Count the lines below that contain the word "Modify". Give only the number.

[EXERCISE DATA Boundary: Start]

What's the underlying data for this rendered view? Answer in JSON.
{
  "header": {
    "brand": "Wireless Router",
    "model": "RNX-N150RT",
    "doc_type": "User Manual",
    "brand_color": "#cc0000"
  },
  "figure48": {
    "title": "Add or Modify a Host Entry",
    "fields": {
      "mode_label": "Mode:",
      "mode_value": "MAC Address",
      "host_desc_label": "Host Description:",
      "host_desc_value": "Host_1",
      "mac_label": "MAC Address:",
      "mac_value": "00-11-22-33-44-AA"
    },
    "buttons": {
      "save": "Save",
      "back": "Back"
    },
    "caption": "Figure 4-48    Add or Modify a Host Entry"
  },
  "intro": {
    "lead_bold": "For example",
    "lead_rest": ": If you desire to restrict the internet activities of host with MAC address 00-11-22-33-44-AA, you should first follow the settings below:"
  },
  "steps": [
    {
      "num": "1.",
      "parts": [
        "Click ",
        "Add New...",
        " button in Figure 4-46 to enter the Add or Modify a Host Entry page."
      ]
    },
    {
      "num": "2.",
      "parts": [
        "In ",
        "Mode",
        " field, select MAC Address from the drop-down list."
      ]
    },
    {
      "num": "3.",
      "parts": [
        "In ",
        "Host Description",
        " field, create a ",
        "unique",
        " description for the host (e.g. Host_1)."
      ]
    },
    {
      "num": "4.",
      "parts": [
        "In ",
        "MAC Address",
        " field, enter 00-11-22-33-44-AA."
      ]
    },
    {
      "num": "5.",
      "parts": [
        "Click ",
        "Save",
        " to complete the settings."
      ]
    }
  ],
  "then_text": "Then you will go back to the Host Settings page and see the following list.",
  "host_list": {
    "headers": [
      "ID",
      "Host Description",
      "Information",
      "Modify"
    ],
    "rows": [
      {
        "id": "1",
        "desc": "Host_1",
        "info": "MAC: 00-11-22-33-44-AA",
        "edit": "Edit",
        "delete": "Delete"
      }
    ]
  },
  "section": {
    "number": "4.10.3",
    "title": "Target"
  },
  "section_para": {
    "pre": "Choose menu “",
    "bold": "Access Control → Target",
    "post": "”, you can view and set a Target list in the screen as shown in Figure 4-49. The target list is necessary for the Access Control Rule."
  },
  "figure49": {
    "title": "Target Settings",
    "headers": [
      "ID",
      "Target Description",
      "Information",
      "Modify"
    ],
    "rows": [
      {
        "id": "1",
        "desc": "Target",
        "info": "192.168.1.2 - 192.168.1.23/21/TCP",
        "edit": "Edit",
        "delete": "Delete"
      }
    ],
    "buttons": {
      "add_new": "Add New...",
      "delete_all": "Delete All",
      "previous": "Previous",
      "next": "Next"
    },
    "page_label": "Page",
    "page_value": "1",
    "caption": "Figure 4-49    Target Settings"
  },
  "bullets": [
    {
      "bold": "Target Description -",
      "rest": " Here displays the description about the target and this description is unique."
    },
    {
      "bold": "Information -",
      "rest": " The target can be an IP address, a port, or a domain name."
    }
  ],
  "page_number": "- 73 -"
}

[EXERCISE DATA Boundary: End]

__EXERCISE ANSWER__
5